**Work order:** Leaving the pictures aside, reproduce the data in full and word for word.

**Component data from apps and pages:**
· · · ·

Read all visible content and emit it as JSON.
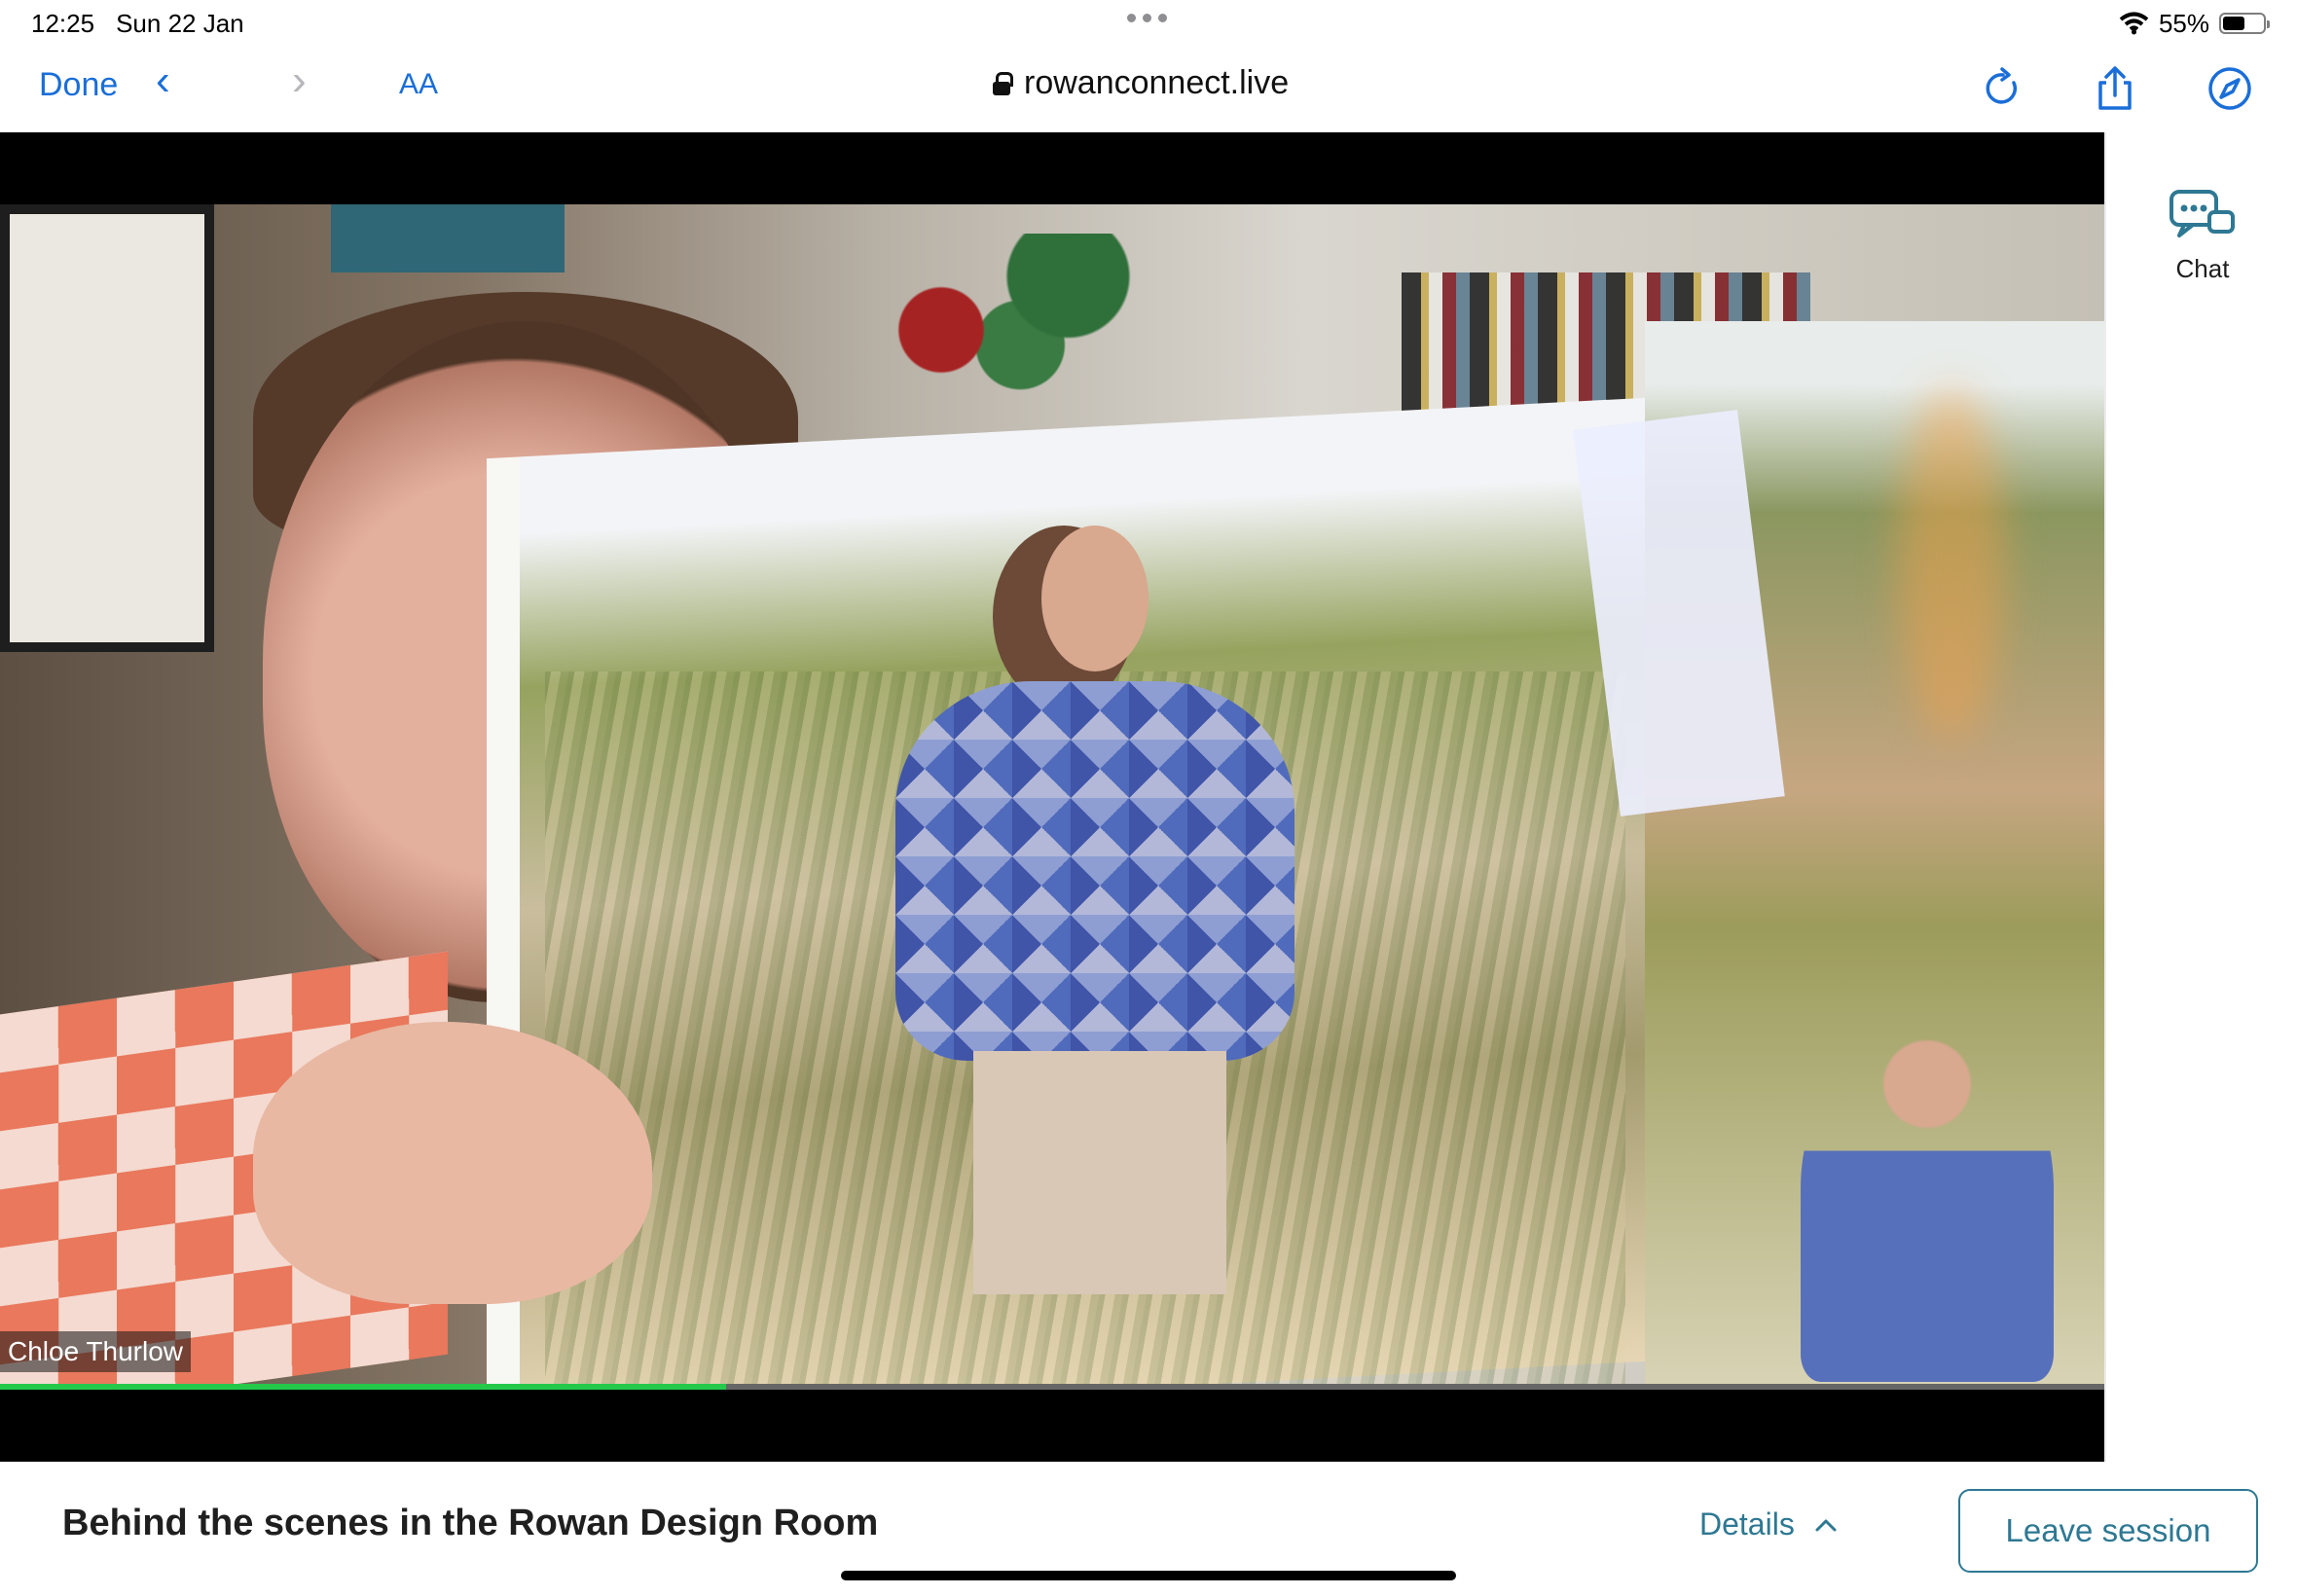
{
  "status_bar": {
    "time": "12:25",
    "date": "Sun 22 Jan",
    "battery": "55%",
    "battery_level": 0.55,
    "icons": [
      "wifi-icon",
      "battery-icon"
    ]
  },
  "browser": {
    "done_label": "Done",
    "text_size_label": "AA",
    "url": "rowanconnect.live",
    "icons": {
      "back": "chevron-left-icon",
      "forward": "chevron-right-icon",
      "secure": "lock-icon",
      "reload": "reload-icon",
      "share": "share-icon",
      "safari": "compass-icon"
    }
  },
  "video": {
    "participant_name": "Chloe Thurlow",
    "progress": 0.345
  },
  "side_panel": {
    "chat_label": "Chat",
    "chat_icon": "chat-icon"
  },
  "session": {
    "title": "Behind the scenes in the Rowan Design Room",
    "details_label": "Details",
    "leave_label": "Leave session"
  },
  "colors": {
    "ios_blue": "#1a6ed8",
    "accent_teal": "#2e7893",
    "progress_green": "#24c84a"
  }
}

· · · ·

**Written reply:**
Read all visible content and emit it as JSON.
{
  "status_bar": {
    "time": "12:25",
    "date": "Sun 22 Jan",
    "battery": "55%",
    "battery_level": 0.55,
    "icons": [
      "wifi-icon",
      "battery-icon"
    ]
  },
  "browser": {
    "done_label": "Done",
    "text_size_label": "AA",
    "url": "rowanconnect.live",
    "icons": {
      "back": "chevron-left-icon",
      "forward": "chevron-right-icon",
      "secure": "lock-icon",
      "reload": "reload-icon",
      "share": "share-icon",
      "safari": "compass-icon"
    }
  },
  "video": {
    "participant_name": "Chloe Thurlow",
    "progress": 0.345
  },
  "side_panel": {
    "chat_label": "Chat",
    "chat_icon": "chat-icon"
  },
  "session": {
    "title": "Behind the scenes in the Rowan Design Room",
    "details_label": "Details",
    "leave_label": "Leave session"
  },
  "colors": {
    "ios_blue": "#1a6ed8",
    "accent_teal": "#2e7893",
    "progress_green": "#24c84a"
  }
}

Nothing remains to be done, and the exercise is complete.